*** Opening STUDY MATERIAL ***

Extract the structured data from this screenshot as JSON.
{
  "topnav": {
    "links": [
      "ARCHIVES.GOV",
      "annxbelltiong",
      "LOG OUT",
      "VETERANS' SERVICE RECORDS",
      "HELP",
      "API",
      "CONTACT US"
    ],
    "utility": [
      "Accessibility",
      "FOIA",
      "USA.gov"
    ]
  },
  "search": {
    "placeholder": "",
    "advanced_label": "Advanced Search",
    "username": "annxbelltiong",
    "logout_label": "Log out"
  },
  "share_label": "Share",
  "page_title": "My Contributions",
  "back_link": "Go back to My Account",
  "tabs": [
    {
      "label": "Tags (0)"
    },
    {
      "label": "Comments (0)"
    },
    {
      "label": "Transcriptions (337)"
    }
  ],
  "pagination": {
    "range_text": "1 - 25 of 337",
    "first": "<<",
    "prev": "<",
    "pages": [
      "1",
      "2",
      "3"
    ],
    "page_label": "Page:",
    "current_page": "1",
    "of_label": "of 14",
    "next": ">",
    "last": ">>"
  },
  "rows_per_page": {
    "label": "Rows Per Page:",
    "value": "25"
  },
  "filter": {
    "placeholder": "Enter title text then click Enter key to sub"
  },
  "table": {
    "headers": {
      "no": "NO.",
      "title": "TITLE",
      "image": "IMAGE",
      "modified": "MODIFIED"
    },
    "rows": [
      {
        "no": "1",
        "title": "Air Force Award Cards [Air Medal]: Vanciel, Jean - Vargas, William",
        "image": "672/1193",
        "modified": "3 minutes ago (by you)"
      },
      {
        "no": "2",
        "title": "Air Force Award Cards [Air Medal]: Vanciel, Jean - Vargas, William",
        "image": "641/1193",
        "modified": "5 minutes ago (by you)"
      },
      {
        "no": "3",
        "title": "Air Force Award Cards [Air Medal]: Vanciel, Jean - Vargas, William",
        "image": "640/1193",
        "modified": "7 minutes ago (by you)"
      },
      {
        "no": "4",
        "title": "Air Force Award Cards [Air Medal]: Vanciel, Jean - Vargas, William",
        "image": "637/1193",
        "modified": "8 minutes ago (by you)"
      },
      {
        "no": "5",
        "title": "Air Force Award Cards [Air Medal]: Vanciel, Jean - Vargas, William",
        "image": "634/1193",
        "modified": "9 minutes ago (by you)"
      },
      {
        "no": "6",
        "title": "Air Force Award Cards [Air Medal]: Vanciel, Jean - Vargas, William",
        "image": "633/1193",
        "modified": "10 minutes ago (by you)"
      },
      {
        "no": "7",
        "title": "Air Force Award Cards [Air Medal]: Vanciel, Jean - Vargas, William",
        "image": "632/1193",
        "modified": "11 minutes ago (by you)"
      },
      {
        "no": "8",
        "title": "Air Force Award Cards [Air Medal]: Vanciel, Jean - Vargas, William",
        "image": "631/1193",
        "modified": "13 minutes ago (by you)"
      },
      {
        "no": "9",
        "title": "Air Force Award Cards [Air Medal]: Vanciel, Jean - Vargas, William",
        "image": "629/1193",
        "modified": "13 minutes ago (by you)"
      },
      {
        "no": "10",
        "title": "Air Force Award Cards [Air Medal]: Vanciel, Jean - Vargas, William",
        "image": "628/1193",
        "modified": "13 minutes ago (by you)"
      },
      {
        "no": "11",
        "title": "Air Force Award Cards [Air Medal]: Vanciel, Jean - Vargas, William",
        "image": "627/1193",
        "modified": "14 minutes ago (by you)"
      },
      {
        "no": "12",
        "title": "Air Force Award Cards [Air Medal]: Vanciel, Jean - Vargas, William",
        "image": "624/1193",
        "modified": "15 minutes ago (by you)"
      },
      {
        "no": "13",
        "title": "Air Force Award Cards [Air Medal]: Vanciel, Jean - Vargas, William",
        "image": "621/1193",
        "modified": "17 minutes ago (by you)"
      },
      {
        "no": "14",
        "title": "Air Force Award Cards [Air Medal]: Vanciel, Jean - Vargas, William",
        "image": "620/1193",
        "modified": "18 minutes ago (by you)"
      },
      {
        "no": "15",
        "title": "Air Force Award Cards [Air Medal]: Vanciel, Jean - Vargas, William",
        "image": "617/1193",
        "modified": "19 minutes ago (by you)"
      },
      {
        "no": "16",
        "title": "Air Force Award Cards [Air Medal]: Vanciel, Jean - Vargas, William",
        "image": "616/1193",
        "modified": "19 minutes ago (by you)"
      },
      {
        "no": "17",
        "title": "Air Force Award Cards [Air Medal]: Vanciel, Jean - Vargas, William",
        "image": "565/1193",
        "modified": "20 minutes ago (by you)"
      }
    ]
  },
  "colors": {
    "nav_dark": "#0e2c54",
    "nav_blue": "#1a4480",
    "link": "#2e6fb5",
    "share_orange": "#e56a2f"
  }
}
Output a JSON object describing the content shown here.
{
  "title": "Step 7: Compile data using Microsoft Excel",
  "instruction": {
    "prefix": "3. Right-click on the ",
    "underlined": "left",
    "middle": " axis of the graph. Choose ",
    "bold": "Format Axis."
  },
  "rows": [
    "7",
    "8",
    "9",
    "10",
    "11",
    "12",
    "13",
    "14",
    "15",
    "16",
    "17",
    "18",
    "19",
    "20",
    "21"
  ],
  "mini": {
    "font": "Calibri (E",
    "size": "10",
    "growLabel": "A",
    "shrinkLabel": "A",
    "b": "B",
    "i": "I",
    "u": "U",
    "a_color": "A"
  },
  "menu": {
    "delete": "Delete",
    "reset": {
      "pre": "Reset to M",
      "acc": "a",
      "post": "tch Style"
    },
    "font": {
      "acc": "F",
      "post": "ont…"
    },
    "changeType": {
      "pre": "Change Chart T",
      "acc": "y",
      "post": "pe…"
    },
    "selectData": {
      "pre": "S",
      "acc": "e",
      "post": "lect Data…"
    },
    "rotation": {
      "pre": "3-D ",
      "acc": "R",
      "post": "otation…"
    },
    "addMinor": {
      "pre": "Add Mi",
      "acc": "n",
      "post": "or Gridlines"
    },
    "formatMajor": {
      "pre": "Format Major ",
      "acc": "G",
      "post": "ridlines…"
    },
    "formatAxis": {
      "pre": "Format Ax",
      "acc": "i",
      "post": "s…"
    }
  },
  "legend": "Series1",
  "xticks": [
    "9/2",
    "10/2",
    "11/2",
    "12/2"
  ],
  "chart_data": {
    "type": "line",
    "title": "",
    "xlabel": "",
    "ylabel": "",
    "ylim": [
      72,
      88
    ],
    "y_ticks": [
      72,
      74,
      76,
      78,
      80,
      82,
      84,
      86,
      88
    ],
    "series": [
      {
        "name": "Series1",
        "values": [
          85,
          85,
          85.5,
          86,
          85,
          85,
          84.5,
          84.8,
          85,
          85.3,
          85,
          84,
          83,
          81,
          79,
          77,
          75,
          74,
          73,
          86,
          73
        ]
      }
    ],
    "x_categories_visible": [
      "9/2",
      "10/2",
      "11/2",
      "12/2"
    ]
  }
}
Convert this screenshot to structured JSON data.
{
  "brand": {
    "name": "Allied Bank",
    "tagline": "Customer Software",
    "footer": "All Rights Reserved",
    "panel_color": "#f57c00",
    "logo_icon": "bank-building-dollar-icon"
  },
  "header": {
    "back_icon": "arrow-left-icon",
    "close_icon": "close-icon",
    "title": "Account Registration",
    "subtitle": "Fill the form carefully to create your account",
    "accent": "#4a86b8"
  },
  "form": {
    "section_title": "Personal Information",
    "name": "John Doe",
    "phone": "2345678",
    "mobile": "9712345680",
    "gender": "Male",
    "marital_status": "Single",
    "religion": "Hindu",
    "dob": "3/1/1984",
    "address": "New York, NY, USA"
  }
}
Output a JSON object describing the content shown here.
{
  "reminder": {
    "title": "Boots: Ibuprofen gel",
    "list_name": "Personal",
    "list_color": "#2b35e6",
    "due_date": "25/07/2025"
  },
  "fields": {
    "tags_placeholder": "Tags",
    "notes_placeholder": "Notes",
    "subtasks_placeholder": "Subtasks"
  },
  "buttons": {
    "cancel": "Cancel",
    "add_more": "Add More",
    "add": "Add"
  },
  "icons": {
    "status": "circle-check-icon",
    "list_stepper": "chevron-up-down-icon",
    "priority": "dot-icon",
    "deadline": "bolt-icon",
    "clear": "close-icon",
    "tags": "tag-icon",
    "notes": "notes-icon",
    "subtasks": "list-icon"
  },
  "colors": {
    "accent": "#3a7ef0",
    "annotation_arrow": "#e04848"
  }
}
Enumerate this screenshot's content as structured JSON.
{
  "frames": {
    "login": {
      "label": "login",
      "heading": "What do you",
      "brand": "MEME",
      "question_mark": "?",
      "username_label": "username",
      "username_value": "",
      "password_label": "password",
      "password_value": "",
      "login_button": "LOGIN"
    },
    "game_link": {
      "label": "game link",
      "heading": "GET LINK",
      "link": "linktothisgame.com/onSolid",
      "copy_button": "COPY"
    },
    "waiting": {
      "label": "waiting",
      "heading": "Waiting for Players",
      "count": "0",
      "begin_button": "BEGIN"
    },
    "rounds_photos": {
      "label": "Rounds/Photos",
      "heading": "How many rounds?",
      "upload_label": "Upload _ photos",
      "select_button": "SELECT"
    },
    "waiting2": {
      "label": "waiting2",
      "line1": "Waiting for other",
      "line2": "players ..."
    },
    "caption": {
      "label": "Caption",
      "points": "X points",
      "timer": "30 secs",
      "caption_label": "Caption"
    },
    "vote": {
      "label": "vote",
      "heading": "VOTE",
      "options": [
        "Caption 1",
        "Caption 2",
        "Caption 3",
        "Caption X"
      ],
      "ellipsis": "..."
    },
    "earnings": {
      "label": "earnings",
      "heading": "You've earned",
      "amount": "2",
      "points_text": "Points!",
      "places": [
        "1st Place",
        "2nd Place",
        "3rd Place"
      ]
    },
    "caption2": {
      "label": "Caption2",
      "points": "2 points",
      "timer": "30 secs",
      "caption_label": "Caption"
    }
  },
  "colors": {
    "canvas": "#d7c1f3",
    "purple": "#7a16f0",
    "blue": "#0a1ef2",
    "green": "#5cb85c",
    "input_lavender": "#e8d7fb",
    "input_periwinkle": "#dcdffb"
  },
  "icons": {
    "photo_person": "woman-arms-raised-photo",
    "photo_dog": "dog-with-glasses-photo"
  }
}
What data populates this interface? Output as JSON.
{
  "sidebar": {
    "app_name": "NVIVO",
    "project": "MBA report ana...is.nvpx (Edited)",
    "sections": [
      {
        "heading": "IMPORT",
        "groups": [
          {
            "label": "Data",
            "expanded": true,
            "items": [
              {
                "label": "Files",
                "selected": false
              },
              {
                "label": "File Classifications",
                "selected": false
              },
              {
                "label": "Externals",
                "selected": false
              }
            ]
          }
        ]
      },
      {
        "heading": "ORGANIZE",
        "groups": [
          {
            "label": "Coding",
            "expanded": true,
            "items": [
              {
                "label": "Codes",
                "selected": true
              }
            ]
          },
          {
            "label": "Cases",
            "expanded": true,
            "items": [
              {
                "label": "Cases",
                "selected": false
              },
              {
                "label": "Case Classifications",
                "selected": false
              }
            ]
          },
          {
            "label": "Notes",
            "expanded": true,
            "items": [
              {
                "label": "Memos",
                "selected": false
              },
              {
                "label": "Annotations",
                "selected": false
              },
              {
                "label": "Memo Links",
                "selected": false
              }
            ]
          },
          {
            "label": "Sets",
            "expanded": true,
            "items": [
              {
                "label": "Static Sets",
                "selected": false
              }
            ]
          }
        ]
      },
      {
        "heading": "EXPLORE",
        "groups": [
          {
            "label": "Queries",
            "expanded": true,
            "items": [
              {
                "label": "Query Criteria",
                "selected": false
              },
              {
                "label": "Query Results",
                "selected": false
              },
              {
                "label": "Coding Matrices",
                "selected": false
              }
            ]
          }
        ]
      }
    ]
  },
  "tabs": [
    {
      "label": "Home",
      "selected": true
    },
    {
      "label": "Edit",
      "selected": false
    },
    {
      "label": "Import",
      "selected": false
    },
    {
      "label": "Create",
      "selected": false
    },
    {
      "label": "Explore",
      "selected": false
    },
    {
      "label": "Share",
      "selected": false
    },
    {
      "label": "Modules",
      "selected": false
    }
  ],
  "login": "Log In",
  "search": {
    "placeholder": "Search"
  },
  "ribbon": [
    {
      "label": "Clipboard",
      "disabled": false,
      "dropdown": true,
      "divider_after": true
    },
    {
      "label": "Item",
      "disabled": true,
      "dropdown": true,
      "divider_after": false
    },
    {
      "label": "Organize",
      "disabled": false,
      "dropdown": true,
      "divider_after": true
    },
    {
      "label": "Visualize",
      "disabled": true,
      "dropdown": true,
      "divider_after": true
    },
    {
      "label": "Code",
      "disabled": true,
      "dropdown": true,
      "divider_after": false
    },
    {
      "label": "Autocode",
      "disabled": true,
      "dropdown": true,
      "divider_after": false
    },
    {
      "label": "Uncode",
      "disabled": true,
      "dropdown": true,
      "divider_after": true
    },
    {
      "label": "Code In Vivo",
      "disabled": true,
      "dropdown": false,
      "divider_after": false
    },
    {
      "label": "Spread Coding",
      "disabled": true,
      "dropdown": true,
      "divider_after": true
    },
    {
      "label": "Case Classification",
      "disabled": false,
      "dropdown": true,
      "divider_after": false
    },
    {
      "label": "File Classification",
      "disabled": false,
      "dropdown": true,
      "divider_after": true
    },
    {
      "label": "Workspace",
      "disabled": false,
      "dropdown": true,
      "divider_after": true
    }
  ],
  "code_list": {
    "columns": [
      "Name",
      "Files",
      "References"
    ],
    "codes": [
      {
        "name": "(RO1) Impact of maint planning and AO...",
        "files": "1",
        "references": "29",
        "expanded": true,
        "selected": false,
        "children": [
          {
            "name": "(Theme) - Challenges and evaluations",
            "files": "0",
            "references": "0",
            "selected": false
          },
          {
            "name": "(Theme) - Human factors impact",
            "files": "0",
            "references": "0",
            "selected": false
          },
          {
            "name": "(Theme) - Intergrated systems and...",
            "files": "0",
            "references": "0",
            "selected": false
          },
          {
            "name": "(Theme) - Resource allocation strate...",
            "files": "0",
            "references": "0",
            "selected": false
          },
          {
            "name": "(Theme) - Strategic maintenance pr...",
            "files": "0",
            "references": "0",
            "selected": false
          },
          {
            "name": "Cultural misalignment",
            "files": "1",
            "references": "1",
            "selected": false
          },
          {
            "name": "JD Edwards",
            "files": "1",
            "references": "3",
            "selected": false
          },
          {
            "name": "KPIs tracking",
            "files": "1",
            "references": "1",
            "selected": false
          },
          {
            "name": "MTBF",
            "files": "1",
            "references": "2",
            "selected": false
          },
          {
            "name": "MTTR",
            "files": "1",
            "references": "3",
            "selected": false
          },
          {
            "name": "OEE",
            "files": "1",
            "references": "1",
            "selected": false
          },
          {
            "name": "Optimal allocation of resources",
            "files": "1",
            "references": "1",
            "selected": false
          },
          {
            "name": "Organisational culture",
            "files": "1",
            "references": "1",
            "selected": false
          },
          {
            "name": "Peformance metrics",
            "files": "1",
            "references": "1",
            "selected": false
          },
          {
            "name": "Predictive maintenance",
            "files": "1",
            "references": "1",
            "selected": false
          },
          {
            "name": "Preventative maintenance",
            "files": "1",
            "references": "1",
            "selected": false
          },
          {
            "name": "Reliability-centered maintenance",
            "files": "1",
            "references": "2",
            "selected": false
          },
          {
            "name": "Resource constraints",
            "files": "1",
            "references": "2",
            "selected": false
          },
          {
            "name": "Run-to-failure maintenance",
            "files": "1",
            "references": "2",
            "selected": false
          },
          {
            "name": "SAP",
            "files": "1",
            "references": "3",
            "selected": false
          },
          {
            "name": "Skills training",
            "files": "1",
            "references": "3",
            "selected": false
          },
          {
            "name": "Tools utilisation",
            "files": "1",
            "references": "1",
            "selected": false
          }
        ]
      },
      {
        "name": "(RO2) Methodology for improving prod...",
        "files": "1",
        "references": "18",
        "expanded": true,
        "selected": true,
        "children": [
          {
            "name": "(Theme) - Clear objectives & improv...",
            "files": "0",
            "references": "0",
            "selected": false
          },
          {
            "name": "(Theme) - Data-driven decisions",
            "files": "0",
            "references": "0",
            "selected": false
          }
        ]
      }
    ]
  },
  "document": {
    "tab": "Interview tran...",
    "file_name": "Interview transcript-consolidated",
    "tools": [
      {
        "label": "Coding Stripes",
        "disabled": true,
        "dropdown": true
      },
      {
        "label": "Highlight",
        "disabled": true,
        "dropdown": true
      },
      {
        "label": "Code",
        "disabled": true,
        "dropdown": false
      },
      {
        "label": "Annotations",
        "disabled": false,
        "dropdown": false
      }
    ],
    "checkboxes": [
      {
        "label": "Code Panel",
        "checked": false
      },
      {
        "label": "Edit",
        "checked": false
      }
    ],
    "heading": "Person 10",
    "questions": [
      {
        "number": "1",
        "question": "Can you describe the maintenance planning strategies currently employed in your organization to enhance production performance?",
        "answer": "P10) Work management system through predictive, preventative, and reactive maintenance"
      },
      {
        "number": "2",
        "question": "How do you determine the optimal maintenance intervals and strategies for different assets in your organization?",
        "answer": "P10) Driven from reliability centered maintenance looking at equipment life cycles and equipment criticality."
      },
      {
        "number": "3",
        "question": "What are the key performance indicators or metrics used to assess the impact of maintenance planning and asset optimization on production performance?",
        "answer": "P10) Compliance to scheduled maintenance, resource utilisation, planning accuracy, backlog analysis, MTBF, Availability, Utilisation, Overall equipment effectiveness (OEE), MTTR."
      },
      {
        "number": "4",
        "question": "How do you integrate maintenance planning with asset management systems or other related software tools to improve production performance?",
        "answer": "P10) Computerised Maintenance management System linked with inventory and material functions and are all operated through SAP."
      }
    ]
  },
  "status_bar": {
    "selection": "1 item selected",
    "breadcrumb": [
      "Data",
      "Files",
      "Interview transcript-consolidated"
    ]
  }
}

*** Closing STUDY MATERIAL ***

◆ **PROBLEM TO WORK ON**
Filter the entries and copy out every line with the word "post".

◆ **WRITTEN RESPONSE**
      "post": "tch Style"
      "post": "ont…"
      "post": "pe…"
      "post": "lect Data…"
      "post": "otation…"
      "post": "or Gridlines"
      "post": "ridlines…"
      "post": "s…"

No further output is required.